[Dataset excerpts]

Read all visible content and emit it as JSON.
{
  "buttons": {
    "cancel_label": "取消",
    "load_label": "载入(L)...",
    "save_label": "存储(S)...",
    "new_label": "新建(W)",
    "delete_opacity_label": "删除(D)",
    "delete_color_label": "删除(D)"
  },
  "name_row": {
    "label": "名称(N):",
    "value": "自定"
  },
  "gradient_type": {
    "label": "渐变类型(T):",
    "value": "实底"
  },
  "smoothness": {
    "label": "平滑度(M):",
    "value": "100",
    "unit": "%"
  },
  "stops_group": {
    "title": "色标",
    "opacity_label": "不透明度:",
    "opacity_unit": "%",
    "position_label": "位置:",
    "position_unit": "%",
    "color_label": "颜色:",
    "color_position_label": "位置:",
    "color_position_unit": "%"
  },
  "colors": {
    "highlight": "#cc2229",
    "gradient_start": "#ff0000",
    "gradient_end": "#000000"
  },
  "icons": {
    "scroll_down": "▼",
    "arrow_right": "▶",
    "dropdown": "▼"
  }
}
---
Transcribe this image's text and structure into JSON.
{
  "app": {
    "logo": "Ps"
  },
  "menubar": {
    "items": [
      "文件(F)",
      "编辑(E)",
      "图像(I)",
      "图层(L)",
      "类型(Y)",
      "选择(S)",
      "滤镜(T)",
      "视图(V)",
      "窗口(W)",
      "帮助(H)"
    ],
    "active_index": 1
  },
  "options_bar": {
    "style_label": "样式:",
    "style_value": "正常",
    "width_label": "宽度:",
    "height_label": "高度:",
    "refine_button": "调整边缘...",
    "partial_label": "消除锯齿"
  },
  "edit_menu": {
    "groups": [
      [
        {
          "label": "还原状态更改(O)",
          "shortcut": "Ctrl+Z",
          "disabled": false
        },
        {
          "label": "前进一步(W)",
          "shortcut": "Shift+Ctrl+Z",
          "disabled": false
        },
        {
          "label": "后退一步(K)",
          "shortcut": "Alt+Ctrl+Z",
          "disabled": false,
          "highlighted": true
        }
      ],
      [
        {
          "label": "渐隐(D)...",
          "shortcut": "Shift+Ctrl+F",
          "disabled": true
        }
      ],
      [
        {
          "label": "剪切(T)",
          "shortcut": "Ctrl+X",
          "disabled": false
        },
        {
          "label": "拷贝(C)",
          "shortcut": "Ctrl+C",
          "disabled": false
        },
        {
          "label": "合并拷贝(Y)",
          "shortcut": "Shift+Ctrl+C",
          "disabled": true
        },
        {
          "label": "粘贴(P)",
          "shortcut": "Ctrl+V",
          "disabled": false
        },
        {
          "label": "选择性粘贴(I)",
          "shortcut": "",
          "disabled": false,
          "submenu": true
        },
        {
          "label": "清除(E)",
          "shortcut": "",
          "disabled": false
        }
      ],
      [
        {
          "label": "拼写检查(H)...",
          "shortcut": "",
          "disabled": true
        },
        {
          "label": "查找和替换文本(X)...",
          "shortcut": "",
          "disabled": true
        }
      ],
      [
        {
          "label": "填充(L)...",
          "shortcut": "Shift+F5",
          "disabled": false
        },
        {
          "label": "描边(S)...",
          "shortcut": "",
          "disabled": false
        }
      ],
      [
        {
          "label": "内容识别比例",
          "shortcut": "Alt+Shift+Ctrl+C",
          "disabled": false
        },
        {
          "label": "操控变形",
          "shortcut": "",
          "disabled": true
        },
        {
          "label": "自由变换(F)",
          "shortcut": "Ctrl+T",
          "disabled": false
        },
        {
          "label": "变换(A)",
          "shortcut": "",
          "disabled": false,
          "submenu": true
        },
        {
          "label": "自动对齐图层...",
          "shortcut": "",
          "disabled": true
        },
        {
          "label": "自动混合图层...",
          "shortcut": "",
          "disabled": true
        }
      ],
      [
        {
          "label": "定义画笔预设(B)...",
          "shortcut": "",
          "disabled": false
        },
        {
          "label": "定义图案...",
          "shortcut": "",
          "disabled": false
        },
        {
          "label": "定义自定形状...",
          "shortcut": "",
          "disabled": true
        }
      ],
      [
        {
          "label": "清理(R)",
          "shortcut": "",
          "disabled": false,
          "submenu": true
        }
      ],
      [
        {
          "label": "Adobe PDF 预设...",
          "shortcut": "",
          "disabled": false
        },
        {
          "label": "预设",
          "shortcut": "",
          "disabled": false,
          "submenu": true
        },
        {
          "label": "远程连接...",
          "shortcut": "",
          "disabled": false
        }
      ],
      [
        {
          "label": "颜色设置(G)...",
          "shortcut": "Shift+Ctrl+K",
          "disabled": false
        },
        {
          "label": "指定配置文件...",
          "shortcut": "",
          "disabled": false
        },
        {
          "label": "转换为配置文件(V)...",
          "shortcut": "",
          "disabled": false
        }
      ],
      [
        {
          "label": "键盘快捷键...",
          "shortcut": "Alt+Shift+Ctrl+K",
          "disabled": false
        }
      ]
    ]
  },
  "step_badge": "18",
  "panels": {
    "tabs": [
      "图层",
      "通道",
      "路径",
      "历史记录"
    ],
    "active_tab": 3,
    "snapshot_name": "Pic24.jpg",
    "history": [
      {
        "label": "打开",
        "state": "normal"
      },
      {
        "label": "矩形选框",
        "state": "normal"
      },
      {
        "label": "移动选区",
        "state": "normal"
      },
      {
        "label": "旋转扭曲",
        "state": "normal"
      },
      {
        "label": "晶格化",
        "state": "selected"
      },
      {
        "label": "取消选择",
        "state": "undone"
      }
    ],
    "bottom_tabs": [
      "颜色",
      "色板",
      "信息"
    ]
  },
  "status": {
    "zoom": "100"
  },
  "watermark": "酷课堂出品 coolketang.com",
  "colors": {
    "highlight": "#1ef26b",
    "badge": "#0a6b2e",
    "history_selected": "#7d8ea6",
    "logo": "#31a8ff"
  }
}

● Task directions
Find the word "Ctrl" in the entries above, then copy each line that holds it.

● Result of this task
          "shortcut": "Ctrl+Z",
          "shortcut": "Shift+Ctrl+Z",
          "shortcut": "Alt+Ctrl+Z",
          "shortcut": "Shift+Ctrl+F",
          "shortcut": "Ctrl+X",
          "shortcut": "Ctrl+C",
          "shortcut": "Shift+Ctrl+C",
          "shortcut": "Ctrl+V",
          "shortcut": "Alt+Shift+Ctrl+C",
          "shortcut": "Ctrl+T",
          "shortcut": "Shift+Ctrl+K",
          "shortcut": "Alt+Shift+Ctrl+K",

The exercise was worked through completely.